When asked about St. Mary’s culture, Simpser said that the staff aims to make it a place of comfort.
“Part of the beauty of St. Mary’s is the people who work there,” he said. “Everybody’s here to take care of kids and their families. We’re all in it together. That is the focus of all the discussions and the decision-making here.”
That mindset extends to partnerships the hospital has established with organizations around the city, such as Northwell, New York Hospital of Queens, New York Presbyterian and New York University.
“We have close working relationships with all of the major academic medical centers throughout the metropolitan area,” Simpser said. “We also maintain relationships with the leading physicians at all of these places. We also have relationships with a whole variety of social service agencies and other healthcare organizations that provide services to children in their homes and communities.”
These programs include social work, counseling services, parent navigation programs, cognitive-care programs for families dealing with a loss in the family, and bereavement services.
With families and children being the main priority at St. Mary’s, Simpser said that the social aspect of what the hospital provides is key. He specified that St. Mary’s helps parents “navigate through the vast healthcare arena so they can get the best services for their child.”
“We want to educate parents on what’s going on with their child and help them become our parents in this process,” he said. “Our goal is to work with these families until the child is in their home, which is the least restrictive and the most comfortable for everyone involved.”
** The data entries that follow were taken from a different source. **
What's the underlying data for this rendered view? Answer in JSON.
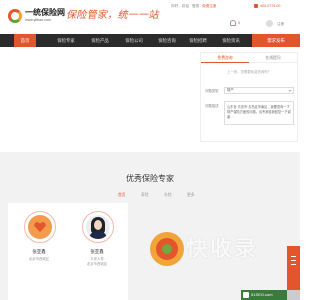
{
  "header": {
    "logo_name": "一统保险网",
    "logo_url": "www.yitbao.com",
    "slogan": "保险管家，统一一站",
    "top_links": [
      "你好，欢迎",
      "登录",
      "免费注册"
    ],
    "top_link_highlight": "免费注册",
    "hotline": "400-0775-00",
    "bell_count": "0",
    "user_link": "注册"
  },
  "nav": {
    "items": [
      "首页",
      "保险专家",
      "保险产品",
      "保险公司",
      "保险咨询",
      "保险招聘",
      "保险资讯"
    ],
    "cta": "需求发布"
  },
  "consult_form": {
    "tabs": [
      "免费咨询",
      "在线提问"
    ],
    "hint": "上一条，您需要免费咨询吗？",
    "type_label": "问题类型",
    "type_value": "财产",
    "content_label": "问题描述",
    "content_value": "山东省·青岛市·青岛区市南区，我要咨询一下财产保险方面的问题，请专家给我回复一下谢谢..."
  },
  "experts": {
    "title": "优秀保险专家",
    "filters": [
      "首页",
      "寿险",
      "车险",
      "更多"
    ],
    "cards": [
      {
        "name": "张亚鑫",
        "meta": [
          "北京市西城区"
        ]
      },
      {
        "name": "张亚鑫",
        "meta": [
          "平安人寿",
          "北京市西城区"
        ]
      }
    ]
  },
  "watermark": "快收录",
  "footer_badge": "51SEO.com",
  "colors": {
    "accent": "#e3552b",
    "nav_bg": "#2b2b2b",
    "section_bg": "#f2f2f2"
  }
}
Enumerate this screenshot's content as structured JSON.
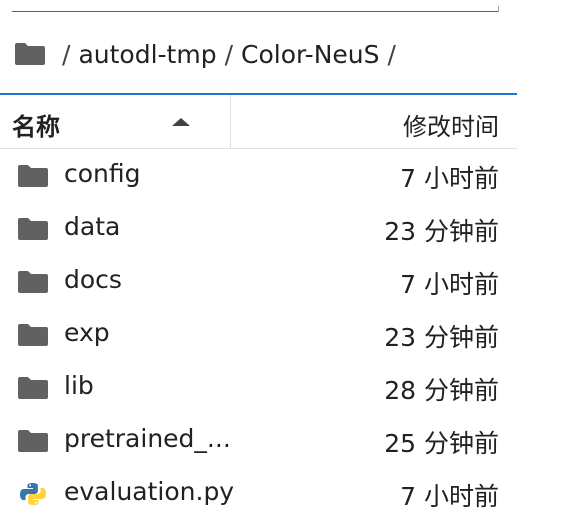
{
  "breadcrumb": {
    "root_sep": "/",
    "items": [
      "autodl-tmp",
      "Color-NeuS"
    ],
    "trailing_sep": "/"
  },
  "table": {
    "headers": {
      "name": "名称",
      "modified": "修改时间"
    },
    "sort": "ascending",
    "rows": [
      {
        "type": "folder",
        "icon": "folder-icon",
        "name": "config",
        "modified": "7 小时前"
      },
      {
        "type": "folder",
        "icon": "folder-icon",
        "name": "data",
        "modified": "23 分钟前"
      },
      {
        "type": "folder",
        "icon": "folder-icon",
        "name": "docs",
        "modified": "7 小时前"
      },
      {
        "type": "folder",
        "icon": "folder-icon",
        "name": "exp",
        "modified": "23 分钟前"
      },
      {
        "type": "folder",
        "icon": "folder-icon",
        "name": "lib",
        "modified": "28 分钟前"
      },
      {
        "type": "folder",
        "icon": "folder-icon",
        "name": "pretrained_...",
        "modified": "25 分钟前"
      },
      {
        "type": "file",
        "icon": "python-icon",
        "name": "evaluation.py",
        "modified": "7 小时前"
      }
    ]
  },
  "colors": {
    "accent": "#1976d2",
    "folder": "#616161",
    "python_blue": "#3776ab",
    "python_yellow": "#ffd43b"
  }
}
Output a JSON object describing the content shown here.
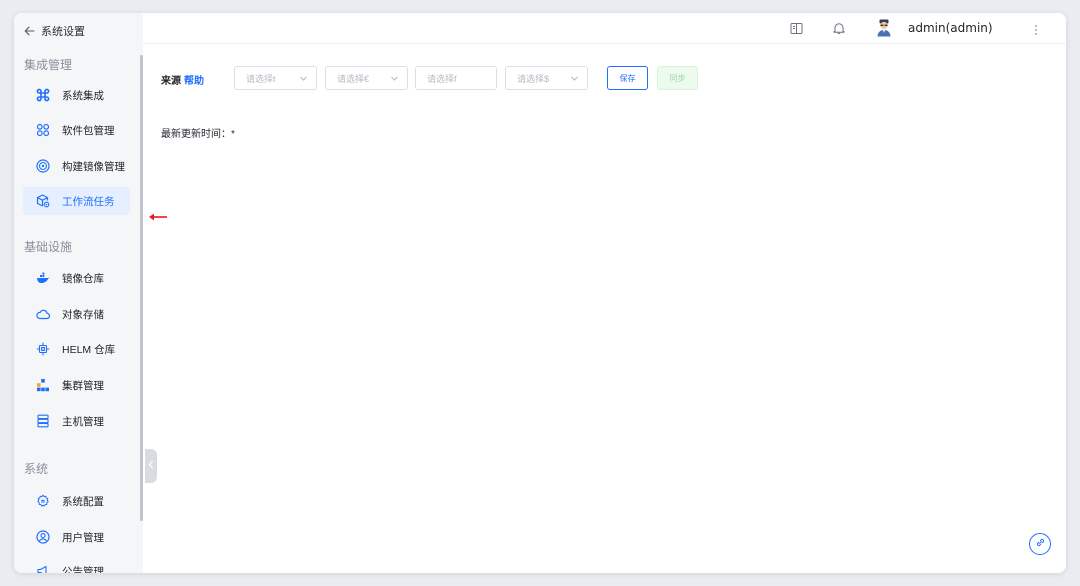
{
  "sidebar": {
    "back_label": "系统设置",
    "sections": [
      {
        "title": "集成管理",
        "items": [
          {
            "label": "系统集成",
            "icon": "command-icon"
          },
          {
            "label": "软件包管理",
            "icon": "grid-dots-icon"
          },
          {
            "label": "构建镜像管理",
            "icon": "target-icon"
          },
          {
            "label": "工作流任务",
            "icon": "box-gear-icon",
            "active": true
          }
        ]
      },
      {
        "title": "基础设施",
        "items": [
          {
            "label": "镜像仓库",
            "icon": "docker-whale-icon"
          },
          {
            "label": "对象存储",
            "icon": "cloud-icon"
          },
          {
            "label": "HELM 仓库",
            "icon": "helm-wheel-icon"
          },
          {
            "label": "集群管理",
            "icon": "cluster-icon"
          },
          {
            "label": "主机管理",
            "icon": "server-icon"
          }
        ]
      },
      {
        "title": "系统",
        "items": [
          {
            "label": "系统配置",
            "icon": "settings-gear-icon"
          },
          {
            "label": "用户管理",
            "icon": "user-circle-icon"
          },
          {
            "label": "公告管理",
            "icon": "megaphone-icon"
          }
        ]
      }
    ]
  },
  "header": {
    "user": "admin(admin)"
  },
  "toolbar": {
    "source_label": "来源",
    "help_label": "帮助",
    "selects": [
      {
        "placeholder": "请选择t"
      },
      {
        "placeholder": "请选择€"
      },
      {
        "placeholder": "请选择f"
      },
      {
        "placeholder": "请选择$"
      }
    ],
    "save_label": "保存",
    "sync_label": "同步"
  },
  "main": {
    "update_label": "最新更新时间：",
    "update_value": "*"
  },
  "colors": {
    "accent": "#1f6fff",
    "active_bg": "#e6efff",
    "sync_green": "#9ad8a6",
    "annotation_red": "#e02020"
  }
}
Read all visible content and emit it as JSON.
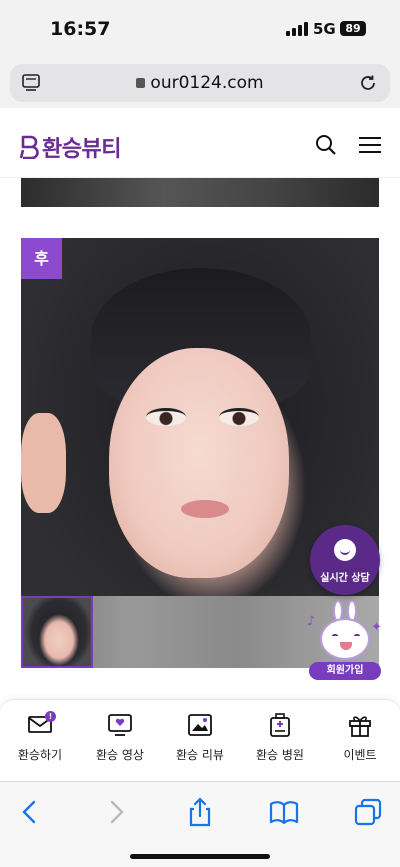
{
  "status_bar": {
    "time": "16:57",
    "network": "5G",
    "battery": "89"
  },
  "browser": {
    "url": "our0124.com"
  },
  "site": {
    "brand_name": "환승뷰티",
    "brand_color": "#6b2a94",
    "accent_color": "#8b4ad0"
  },
  "content": {
    "after_badge": "후"
  },
  "floating": {
    "chat_label": "실시간 상담",
    "signup_label": "회원가입"
  },
  "bottom_nav": {
    "items": [
      {
        "label": "환승하기",
        "icon": "message-icon",
        "badge": "!"
      },
      {
        "label": "환승 영상",
        "icon": "video-heart-icon"
      },
      {
        "label": "환승 리뷰",
        "icon": "photo-review-icon"
      },
      {
        "label": "환승 병원",
        "icon": "hospital-icon"
      },
      {
        "label": "이벤트",
        "icon": "gift-icon"
      }
    ]
  },
  "safari_toolbar": {
    "icons": [
      "back-icon",
      "forward-icon",
      "share-icon",
      "bookmarks-icon",
      "tabs-icon"
    ]
  }
}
His role in St. Mary’s mission stems from his experience as a doctor. Simpser told the Queens Tribune that his experience in medicine helped provide the unique perspective he has in his leadership role.
“It has brought about an evolution in pediatric care here at St. Mary’s,” he said. “One of the tasks that we’ve tackled over the years has been increasing our capability of caring for very sick children. The programs that we have based around that have evolved over the last 18 years. We now have children on ventilators, which we didn’t have 15 years ago. We now have the staff and a building that can handle any sort of child coming out of a hospital, which we couldn’t do before. We are learning to take care of medically complex young adults because medicine and organizations like ours are getting better at helping kids with medical issues stay alive longer. So, we’re not providing that service. We are using an evolution in technology to improve homecare and our in-patient programs. That’s the beauty of what we’re doing here. We are always evolving and changing.”
And St. Mary’s has no intention of slowing down. Simpser said that adding 21 news beds to the hospital’s in-patient facility is slated for 2018. St. Mary’s is also investing in new medical avenues, such as remote patient monitoring and other forms of telemedicine technology, that would give children the ability to stay at home while they are being treated.
“It will allow us to make the parents more comfortable, make the pediatricians more comfortable and the children to be safely taken care of at home” he said.
Lastly, Simpser said he takes tremendous pride in what he does and is thankful so many people believe in the hospital’s mission.
“This is a population of children who need people who are interested in them to give their time and energy,” he said. “I find it rewarding to become a leader, both locally and nationally, in the care for this unique group. The array of services that we provide is focused on the kids and the families. Organizations like ours would not survive if it were not for the philanthropic support we get from the community. We are very much appreciative of that kind of support and are always looking to create more partners.”